= Problem statement =
Working through the lines below, return each one that holds "divers".

- - - -

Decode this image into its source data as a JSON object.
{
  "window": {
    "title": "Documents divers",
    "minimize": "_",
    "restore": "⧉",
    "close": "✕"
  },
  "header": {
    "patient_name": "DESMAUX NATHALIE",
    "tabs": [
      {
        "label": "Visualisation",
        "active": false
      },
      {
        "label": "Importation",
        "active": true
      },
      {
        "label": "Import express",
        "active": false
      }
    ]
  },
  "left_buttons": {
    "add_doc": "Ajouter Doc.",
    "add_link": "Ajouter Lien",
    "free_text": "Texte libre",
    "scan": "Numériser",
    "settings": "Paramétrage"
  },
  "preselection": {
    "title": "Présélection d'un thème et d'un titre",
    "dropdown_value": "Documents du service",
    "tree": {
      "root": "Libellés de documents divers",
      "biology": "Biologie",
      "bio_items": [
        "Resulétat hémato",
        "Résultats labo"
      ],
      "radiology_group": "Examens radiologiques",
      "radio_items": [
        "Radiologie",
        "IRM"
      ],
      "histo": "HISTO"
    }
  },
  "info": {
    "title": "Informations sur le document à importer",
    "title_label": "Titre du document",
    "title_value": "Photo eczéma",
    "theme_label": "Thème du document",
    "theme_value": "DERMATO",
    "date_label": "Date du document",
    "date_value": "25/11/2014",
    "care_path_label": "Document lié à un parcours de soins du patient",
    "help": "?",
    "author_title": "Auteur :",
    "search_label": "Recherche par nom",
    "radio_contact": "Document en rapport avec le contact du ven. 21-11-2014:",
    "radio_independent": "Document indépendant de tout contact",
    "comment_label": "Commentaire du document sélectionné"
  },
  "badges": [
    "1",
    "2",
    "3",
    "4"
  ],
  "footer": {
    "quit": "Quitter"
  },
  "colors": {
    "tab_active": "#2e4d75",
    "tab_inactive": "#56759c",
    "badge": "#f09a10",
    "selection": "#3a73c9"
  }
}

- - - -

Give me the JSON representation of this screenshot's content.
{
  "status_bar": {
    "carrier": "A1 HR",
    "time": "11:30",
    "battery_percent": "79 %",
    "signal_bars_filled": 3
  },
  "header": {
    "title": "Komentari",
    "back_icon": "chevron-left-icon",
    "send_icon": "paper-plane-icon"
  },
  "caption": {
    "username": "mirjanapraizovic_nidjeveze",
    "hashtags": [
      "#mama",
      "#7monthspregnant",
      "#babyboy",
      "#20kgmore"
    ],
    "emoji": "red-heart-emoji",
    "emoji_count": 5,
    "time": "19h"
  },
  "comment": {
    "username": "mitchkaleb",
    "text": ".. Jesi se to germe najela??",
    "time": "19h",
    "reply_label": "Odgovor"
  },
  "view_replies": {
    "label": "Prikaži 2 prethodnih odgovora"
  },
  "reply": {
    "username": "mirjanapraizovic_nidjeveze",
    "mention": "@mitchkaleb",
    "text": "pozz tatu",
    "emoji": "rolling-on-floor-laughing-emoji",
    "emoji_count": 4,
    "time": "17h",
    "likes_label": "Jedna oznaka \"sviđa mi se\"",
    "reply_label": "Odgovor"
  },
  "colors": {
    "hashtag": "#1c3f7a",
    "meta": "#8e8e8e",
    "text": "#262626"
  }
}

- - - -

= Reply to the task =
    "title": "Documents divers",
      "root": "Libellés de documents divers",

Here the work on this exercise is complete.